(Beginning of RECORDS PROVIDED)

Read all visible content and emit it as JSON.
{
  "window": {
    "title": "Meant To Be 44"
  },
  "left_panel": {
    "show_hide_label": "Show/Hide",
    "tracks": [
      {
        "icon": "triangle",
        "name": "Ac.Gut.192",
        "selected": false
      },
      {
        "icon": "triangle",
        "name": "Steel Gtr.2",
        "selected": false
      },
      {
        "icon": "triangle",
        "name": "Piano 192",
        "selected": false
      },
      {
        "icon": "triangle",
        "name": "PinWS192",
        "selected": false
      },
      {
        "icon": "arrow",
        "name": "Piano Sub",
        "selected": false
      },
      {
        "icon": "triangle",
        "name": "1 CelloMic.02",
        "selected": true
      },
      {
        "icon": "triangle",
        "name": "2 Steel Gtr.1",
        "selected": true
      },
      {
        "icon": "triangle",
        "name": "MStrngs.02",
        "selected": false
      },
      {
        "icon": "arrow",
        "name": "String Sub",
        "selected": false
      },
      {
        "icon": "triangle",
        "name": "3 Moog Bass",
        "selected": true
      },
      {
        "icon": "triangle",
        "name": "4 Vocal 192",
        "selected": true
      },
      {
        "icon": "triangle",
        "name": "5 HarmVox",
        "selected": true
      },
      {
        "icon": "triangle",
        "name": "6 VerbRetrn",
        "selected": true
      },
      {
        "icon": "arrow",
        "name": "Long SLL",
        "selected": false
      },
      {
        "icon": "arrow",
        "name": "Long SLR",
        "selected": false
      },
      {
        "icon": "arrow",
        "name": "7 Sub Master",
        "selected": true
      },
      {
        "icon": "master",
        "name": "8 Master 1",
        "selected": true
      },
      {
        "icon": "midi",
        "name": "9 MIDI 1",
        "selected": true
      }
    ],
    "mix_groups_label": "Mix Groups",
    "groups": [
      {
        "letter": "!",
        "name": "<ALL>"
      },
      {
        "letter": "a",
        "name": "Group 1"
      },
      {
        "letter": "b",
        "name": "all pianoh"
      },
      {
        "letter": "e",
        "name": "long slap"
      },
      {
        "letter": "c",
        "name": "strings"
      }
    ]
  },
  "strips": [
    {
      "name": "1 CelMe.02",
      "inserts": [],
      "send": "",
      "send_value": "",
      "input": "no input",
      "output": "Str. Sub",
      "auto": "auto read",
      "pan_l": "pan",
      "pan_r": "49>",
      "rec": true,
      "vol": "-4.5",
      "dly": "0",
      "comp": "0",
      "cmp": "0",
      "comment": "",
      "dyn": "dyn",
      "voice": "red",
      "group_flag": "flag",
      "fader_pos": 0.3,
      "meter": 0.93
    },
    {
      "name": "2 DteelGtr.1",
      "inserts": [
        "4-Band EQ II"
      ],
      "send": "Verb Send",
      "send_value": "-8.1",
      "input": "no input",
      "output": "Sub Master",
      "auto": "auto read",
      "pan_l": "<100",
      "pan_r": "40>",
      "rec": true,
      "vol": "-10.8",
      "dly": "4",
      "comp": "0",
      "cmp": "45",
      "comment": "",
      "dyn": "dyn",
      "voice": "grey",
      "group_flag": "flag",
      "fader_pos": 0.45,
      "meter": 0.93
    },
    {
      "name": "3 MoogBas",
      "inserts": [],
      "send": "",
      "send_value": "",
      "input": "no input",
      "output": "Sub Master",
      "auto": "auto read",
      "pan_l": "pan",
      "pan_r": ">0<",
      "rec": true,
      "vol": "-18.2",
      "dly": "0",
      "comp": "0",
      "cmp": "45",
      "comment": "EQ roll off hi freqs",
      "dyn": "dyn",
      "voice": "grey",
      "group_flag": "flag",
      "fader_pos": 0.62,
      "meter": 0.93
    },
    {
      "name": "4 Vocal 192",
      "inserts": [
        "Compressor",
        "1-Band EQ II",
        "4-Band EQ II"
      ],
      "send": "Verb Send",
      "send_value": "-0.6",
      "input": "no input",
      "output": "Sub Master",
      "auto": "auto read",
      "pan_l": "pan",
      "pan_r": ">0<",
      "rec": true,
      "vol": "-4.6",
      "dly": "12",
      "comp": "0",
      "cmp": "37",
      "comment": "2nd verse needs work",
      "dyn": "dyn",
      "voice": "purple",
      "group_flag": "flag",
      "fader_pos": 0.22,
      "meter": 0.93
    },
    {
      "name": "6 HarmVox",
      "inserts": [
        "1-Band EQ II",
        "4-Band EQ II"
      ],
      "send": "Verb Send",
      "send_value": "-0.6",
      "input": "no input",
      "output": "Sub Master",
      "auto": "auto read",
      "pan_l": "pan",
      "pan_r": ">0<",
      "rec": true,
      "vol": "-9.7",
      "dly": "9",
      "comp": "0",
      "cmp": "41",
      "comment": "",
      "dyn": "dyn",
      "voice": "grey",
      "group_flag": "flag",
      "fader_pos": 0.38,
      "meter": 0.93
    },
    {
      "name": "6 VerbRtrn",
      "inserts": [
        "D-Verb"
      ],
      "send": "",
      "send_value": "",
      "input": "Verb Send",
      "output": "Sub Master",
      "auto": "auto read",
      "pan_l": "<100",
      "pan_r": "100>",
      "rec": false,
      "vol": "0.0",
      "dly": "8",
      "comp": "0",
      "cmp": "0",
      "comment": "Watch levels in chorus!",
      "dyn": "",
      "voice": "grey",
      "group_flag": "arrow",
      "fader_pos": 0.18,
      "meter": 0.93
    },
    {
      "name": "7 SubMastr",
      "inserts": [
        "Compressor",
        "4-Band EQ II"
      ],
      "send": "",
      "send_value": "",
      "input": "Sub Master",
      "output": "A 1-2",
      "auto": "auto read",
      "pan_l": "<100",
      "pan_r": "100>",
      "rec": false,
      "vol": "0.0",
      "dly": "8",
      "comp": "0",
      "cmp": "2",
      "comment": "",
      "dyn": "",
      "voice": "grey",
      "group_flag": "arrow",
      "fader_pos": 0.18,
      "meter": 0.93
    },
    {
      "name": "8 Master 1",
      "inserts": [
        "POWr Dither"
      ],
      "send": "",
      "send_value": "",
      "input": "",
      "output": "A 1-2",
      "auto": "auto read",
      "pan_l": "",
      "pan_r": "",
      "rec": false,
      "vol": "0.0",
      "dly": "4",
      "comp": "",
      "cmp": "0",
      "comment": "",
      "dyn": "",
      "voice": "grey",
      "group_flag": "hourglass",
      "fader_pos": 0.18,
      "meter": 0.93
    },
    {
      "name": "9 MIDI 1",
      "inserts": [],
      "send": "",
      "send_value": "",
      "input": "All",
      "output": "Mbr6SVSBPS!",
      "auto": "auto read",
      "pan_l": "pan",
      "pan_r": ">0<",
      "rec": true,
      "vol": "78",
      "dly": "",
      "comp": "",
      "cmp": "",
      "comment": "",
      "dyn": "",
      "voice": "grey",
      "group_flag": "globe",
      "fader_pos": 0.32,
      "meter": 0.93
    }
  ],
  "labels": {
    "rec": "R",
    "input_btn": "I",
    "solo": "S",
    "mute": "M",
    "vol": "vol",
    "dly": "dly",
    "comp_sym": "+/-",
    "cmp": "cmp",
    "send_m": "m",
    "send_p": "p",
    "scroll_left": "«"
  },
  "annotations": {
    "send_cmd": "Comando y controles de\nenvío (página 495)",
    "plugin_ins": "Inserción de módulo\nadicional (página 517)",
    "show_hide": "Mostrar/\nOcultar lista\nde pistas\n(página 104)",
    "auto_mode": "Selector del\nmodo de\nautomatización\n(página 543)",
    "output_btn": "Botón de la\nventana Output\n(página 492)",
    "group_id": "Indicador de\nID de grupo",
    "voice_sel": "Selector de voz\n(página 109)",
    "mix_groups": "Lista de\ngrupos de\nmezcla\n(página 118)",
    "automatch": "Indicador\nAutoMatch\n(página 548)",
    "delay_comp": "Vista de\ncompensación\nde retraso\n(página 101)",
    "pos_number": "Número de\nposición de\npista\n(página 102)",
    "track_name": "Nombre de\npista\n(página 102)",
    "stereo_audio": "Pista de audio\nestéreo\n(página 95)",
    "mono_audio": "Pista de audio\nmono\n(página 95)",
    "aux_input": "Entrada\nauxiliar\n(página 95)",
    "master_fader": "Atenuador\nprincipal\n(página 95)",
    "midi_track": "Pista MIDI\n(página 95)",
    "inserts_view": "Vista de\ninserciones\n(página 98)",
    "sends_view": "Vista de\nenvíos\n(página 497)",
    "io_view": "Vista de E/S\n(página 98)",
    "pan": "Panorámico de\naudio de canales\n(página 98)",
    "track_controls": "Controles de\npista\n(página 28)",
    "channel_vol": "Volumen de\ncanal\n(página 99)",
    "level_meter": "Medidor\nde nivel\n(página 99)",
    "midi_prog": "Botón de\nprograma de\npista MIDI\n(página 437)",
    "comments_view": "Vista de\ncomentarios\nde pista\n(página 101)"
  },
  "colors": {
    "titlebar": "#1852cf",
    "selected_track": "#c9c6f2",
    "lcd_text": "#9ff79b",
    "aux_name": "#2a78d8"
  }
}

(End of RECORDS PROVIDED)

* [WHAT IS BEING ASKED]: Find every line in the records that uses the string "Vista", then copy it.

* [SOLUTION FOR THIS PROBLEM]:
    "delay_comp": "Vista de\ncompensación\nde retraso\n(página 101)",
    "inserts_view": "Vista de\ninserciones\n(página 98)",
    "sends_view": "Vista de\nenvíos\n(página 497)",
    "io_view": "Vista de E/S\n(página 98)",
    "comments_view": "Vista de\ncomentarios\nde pista\n(página 101)"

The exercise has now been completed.